Organisations in charge of healthcare in Somerset found to be ‘inadequate’
PUBLISHED: 08:00 14 August 2017
The organisations responsible for providing healthcare in Somerset have been rated as inadequate, and there is particular concern for people with dementia.
Both North Somerset and Somerset clinical commissioning groups (CCGs) have been rated as inadequate in NHS England’s annual assessment.
The CCGs are responsible for paying for and providing health services across the area, from care in hospitals to community services, including mental health support and care for the elderly.
NHS England has released its annual assessment of 211 CCGs nationwide, and North Somerset and Somerset CCGs are two of just 23 which have been labelled as inadequate.
The assessment looks at six key areas: cancer, dementia, diabetes, learning disabilities, maternity, and mental health.
North Somerset is performing well in cancer care and mental health services, but has been told it must improve in all of the other areas.
The CCG is in special measures, which means NHS England monitors it closely and provides it with instructions on how to improve.

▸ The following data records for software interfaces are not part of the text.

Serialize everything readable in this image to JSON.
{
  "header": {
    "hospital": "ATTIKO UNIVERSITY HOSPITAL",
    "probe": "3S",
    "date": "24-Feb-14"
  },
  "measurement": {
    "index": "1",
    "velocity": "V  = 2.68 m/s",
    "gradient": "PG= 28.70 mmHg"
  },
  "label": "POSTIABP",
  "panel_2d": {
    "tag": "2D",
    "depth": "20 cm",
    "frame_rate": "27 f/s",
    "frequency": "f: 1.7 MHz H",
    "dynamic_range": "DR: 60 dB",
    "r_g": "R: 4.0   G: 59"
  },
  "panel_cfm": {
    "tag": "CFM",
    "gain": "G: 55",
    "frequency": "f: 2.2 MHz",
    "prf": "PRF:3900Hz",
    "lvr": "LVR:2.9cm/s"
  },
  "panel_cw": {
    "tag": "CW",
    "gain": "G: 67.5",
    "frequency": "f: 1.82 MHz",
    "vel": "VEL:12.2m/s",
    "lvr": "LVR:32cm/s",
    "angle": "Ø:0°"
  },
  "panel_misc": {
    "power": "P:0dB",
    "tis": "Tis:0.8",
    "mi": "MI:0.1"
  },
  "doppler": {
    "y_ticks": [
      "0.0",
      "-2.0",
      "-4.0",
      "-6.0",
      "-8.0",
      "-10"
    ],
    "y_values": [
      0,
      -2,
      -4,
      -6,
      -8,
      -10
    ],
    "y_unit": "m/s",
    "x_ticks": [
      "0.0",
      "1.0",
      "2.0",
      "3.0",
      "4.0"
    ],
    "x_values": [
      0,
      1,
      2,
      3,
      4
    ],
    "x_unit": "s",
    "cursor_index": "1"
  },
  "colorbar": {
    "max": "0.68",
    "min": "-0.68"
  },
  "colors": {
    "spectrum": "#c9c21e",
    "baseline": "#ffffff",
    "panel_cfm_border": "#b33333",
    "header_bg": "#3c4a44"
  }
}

Somerset CCG is rated as good for its cancer and maternity services but requires improvement in the mental health and diabetes categories. It has been rated as inadequate for its dementia care.
NHS England estimates just 64.4 per cent of dementia sufferers in North Somerset have been diagnosed, while it says 61.1 per cent of people living with the condition in Somerset have a formal diagnosis.
Across both areas there are also concerns about young people’s health, as a third of children are overweight or obese.
Both the CCGs have ‘red ratings’ for both their financial plans and how well led they are.
A spokesman for North Somerset CCG said: “While we are disappointed with the overall ratings following the 2016/17 year end assessments, we have made significant progress across North Somerset to address our financial position and are moving towards a single commissioning voice with our partner organisations Bristol and South Gloucestershire CCGs.
“We will continue to work closely with NHS England with the aim of exiting special measures this year.”
A Somerset CCG spokesman said the rating reflects ‘significant demand and financial pressure’ on health services.
They added: “Our priority is to… work more effectively with our partners as a whole health care system.
“We are developing plans… that will continue to improve service quality and better manage demand by focusing upon preventing ill health whilst delivering more health care in the community and in patients’ own homes.”